Whilst we have to wait until Wednesday to find out the details of the Spring Budget, many people have been speculating what points are likely to come up and if any changes are going to happen.
Energy price support
On April 1, the Government's Energy Price Guarantee, which restricts household energy prices, is expected to increase from £2,500 to £3,000 in value. Furthermore, targeted support for businesses will increase.
Despite lowering energy costs, consumers will experience an increase in their energy costs of several hundred pounds this year as government support is reduced.
Mr Hunt has made it clear that he opposes general support. If he modifies the guarantee, he might adopt a more means-tested approach.
Fuel duty cuts
In April, fuel duty is expected to increase by RPI inflation, bringing the cost of a litre of fuel up by 7p. The temporary 5p fuel duty cut, announced in March 2022, is also due to expire this March.
Due to these two factors, fuel duty will cost an extra 12p per litre or 23% more.
Quite likely, Mr Hunt will intervene and stop this. Since 2011, every chancellor has cancelled the RPI fuel duty increase. Quite likely, Mr Hunt will intervene and stop this.

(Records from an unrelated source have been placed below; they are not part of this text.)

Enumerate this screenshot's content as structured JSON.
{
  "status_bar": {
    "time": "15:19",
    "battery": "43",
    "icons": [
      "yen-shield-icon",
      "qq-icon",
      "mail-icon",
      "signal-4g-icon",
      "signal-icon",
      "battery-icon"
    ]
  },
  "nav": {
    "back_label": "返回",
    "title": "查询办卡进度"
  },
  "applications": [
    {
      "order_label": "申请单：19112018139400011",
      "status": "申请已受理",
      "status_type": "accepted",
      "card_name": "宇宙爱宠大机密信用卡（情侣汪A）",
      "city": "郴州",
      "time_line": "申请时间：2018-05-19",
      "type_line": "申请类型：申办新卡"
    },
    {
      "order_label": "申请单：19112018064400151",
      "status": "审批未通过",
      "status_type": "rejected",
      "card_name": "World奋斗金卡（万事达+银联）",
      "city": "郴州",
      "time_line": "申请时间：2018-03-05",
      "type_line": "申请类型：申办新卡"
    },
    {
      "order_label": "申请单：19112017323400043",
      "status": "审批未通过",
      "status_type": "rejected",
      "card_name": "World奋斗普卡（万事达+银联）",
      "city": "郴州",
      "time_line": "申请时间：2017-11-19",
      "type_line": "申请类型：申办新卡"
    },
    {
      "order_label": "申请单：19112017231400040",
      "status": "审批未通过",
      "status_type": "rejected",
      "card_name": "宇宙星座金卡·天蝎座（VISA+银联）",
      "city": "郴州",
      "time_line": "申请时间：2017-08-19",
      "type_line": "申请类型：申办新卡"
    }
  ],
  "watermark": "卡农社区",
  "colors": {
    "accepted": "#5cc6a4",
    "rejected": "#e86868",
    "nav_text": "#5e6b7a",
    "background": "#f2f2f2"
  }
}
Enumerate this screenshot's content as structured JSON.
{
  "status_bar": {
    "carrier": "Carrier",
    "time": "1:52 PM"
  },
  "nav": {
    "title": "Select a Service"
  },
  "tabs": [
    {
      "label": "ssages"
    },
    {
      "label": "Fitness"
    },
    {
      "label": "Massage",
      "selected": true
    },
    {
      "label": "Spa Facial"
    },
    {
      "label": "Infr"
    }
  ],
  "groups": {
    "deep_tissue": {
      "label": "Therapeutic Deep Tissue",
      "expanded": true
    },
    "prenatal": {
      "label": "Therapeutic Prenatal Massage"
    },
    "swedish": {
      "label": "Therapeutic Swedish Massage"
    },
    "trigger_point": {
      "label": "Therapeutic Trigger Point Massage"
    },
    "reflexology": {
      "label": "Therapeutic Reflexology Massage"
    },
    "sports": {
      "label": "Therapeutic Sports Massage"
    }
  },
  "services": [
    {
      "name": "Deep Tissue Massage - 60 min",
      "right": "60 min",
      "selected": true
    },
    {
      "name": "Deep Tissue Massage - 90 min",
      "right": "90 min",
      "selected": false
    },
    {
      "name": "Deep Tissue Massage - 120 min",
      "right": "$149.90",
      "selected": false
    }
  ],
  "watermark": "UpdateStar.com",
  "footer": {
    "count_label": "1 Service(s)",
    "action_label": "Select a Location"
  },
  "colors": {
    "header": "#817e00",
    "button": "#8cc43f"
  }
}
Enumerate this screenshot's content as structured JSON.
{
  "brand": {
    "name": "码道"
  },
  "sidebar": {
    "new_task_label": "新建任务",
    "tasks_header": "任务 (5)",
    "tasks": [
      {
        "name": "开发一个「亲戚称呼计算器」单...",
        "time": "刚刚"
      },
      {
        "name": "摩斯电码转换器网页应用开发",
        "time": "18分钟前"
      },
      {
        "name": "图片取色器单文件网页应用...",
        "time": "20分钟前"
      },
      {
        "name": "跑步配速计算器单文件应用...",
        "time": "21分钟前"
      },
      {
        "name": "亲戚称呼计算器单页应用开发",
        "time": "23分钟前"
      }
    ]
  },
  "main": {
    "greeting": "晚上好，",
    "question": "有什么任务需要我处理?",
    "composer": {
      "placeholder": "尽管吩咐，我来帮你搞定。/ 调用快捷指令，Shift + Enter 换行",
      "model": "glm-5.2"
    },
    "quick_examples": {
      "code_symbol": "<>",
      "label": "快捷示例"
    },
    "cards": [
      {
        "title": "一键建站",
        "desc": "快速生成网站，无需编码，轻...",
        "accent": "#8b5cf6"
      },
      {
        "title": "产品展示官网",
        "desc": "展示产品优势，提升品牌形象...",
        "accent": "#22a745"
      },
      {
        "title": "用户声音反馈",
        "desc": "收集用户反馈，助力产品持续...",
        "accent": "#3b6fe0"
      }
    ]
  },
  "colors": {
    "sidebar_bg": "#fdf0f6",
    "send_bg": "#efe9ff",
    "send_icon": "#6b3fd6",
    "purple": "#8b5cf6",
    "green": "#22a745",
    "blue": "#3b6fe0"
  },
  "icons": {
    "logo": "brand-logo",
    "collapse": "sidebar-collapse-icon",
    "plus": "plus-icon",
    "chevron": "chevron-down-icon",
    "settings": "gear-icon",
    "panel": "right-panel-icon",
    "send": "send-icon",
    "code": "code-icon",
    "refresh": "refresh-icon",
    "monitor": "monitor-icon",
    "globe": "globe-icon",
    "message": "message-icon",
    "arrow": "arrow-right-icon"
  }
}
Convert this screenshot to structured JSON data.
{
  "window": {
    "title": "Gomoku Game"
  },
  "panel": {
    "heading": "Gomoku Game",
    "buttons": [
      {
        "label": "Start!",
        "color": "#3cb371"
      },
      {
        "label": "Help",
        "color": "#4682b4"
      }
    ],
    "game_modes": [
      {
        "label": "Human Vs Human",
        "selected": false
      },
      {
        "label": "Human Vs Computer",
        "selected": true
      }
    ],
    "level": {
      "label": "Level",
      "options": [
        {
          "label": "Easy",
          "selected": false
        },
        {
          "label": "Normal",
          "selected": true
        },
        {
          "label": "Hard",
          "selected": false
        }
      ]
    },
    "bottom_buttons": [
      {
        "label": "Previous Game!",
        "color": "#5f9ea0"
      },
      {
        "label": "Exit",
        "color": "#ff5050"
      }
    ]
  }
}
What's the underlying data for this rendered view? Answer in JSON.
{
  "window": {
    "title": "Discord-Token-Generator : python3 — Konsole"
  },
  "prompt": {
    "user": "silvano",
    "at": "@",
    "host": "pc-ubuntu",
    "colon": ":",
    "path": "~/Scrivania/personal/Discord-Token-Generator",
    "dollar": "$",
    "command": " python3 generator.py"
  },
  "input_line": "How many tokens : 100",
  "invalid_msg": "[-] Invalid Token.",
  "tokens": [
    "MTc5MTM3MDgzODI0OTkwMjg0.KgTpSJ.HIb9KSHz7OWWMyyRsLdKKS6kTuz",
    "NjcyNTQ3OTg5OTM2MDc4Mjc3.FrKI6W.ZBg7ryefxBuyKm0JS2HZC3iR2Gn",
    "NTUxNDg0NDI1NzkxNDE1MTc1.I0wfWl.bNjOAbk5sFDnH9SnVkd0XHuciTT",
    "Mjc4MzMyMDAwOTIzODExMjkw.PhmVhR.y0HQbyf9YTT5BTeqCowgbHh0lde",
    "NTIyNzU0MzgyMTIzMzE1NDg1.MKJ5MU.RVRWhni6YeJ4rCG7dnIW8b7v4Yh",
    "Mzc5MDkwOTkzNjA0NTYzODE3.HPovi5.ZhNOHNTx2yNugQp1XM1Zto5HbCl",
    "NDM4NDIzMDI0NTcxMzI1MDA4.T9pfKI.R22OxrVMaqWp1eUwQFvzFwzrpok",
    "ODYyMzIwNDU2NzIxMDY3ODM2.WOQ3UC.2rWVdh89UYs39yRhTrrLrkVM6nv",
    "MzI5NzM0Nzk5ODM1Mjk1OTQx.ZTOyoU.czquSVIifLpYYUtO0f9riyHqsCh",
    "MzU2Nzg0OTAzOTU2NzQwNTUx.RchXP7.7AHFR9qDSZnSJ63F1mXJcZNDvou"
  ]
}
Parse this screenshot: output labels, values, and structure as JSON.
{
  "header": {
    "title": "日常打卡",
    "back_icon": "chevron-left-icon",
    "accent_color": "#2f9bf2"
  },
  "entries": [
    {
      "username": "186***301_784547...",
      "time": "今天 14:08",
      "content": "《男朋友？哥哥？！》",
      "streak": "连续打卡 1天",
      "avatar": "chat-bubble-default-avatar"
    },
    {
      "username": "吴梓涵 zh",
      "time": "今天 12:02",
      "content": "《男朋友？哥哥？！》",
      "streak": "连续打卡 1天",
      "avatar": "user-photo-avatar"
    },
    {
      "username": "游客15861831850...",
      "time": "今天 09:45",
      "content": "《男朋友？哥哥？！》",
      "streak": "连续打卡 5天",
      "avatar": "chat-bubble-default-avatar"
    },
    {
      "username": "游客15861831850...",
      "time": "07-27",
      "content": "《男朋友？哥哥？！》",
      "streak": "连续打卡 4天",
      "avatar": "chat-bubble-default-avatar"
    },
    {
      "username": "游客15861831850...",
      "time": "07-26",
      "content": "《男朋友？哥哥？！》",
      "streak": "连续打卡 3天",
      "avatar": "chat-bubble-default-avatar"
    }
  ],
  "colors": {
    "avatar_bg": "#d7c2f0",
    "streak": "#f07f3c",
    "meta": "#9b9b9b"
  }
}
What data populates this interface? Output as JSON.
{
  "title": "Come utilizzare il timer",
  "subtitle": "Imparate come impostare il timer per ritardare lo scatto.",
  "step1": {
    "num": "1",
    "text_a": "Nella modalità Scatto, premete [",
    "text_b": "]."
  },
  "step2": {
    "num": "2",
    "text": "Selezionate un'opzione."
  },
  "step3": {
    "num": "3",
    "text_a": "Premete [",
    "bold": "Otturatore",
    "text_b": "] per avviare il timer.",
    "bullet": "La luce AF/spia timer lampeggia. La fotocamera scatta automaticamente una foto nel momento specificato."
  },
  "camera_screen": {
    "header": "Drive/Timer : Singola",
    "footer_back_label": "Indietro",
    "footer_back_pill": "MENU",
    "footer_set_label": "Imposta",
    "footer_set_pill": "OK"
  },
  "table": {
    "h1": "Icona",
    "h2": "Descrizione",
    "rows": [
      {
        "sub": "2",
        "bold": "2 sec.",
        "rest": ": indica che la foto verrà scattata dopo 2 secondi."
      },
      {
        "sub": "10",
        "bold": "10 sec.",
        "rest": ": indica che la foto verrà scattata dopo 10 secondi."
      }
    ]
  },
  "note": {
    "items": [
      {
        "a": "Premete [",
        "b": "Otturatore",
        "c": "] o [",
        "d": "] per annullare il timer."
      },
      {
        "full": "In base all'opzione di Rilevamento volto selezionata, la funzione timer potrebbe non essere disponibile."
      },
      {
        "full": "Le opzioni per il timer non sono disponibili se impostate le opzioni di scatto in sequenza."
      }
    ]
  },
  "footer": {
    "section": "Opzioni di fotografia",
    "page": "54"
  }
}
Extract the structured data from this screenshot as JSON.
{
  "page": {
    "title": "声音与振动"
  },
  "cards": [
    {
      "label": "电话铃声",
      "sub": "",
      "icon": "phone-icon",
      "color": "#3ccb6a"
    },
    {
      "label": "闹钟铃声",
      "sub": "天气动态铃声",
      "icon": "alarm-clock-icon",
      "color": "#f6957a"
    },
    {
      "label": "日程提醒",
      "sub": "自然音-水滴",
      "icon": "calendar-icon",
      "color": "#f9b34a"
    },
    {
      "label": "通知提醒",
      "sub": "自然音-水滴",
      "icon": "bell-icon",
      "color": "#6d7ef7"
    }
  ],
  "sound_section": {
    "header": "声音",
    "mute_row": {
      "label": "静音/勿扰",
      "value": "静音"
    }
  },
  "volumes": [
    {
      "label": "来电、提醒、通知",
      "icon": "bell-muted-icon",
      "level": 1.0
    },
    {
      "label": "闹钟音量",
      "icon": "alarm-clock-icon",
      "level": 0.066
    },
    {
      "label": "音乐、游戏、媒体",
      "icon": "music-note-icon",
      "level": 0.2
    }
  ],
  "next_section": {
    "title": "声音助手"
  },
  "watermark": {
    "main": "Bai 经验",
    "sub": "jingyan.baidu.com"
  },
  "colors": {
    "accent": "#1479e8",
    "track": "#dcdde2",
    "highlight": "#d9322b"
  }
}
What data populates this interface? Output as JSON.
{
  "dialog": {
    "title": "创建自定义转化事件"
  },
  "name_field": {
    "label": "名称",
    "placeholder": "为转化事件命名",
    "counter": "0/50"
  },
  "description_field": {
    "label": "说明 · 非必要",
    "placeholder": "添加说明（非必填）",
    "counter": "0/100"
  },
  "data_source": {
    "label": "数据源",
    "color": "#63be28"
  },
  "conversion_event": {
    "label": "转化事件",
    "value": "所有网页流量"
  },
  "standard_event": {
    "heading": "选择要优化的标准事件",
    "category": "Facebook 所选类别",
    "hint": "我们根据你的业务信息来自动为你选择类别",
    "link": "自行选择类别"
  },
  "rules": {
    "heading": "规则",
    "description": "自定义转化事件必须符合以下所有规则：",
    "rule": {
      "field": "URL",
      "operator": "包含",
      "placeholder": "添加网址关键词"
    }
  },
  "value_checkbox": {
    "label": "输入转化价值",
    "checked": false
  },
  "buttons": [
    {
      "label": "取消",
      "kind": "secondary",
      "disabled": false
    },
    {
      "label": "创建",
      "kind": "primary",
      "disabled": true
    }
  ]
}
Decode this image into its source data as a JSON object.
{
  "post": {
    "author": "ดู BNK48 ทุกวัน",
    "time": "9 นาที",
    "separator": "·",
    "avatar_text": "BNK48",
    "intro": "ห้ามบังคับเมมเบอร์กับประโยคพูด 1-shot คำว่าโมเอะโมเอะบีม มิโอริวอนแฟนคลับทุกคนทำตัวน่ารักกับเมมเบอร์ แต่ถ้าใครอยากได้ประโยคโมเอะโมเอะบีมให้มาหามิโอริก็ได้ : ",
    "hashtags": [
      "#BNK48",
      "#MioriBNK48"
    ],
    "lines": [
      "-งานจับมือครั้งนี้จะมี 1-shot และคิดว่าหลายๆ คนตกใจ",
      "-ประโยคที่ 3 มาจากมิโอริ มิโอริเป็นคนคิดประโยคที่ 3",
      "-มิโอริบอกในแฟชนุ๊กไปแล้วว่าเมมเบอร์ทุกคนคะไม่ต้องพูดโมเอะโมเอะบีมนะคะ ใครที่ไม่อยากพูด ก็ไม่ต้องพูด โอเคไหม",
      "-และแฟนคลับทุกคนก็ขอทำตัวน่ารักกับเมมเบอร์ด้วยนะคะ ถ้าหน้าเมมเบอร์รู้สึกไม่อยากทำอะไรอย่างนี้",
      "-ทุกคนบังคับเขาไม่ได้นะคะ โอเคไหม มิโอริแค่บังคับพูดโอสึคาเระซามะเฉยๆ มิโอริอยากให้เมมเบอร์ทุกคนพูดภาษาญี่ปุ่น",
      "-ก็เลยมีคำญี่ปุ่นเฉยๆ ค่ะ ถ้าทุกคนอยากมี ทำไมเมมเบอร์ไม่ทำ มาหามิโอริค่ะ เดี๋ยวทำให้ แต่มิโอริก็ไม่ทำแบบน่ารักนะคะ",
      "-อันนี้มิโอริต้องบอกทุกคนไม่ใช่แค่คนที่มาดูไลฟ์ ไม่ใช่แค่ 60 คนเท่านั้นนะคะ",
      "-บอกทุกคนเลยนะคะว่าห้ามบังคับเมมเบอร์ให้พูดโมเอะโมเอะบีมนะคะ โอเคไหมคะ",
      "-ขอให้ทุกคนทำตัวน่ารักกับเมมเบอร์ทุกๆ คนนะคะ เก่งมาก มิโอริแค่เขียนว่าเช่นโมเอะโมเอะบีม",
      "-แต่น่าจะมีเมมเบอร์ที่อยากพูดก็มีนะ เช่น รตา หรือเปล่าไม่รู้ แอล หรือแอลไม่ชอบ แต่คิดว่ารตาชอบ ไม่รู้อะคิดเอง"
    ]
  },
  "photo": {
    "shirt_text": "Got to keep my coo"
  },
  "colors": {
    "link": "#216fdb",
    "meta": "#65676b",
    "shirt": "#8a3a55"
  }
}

According to reports, Mr Hunt has acknowledged that there is a "strong precedent" for maintaining the freeze and is eager to maintain the 5p cut as long as it is obvious that inflation is declining.
Getting early retirees back to work
According to Treasury officials, a significant obstacle to economic growth is the number of unemployed individuals. It not only hinders production, but it also increases inflation. Employers must raise wages to recruit workers due to a staffing shortage, which raises prices.
More than a million of the 6.6 million economically inactive persons have retired early.
In order to promote and keep older workers in the workforce, Mr Hunt, who has personally encouraged over-50s who have taken early retirement to return to work, is anticipated to announce new initiatives.
The government is considering extending its "midlife MOT" programme to include examinations on financial well-being for people 50 to 64 years old. Another choice may be to provide senior doctors with a tax advantage by increasing the lifetime allowed for their pension.
Presently, both men and women are eligible to begin receiving their state pensions at age 66. It is anticipated to gradually rise to 67 between 2026 and 2028, then to 68 between 2044 and 2046. However, sources indicate that a study of the state pension age will consider increasing to 68 in the middle of the 2030s.
Getting long-term sick back into work
Long-term sick people make up 2.5 million economically inactive people, and Mr Hunt intends to help many of them find employment.
A crackdown on sick notes is one of the planned policies. In an effort to encourage workers to continue working with support rather than completely withdrawing from the labour field, the Treasury has been collaborating with the Department for Work and Pensions to modify how Doctors issue sick notes.
Rebooting the benefits system is another option for the government. This will allow sick people to return to part-time employment and continue to receive certain some sickness benefits.
An estimated 1.7 million parents are staying at home to care for their kids. Access to childcare has consistently been mentioned by think tanks as one of the most important and easily resolvable problems that the government might address.
Investment incentives are expected to be eliminated along with an increase in corporation tax. On March 31, the corporation tax super-deduction, which enables companies to reduce their tax liability by 25p for every £1 invested, will come to an end.
The tax raid is one of the biggest hazards facing business this year, according to business executives. Three past chancellors have stated that continuing in a "drastically anti-investment trend" will send Britain in the wrong direction, according to telecoms major BT.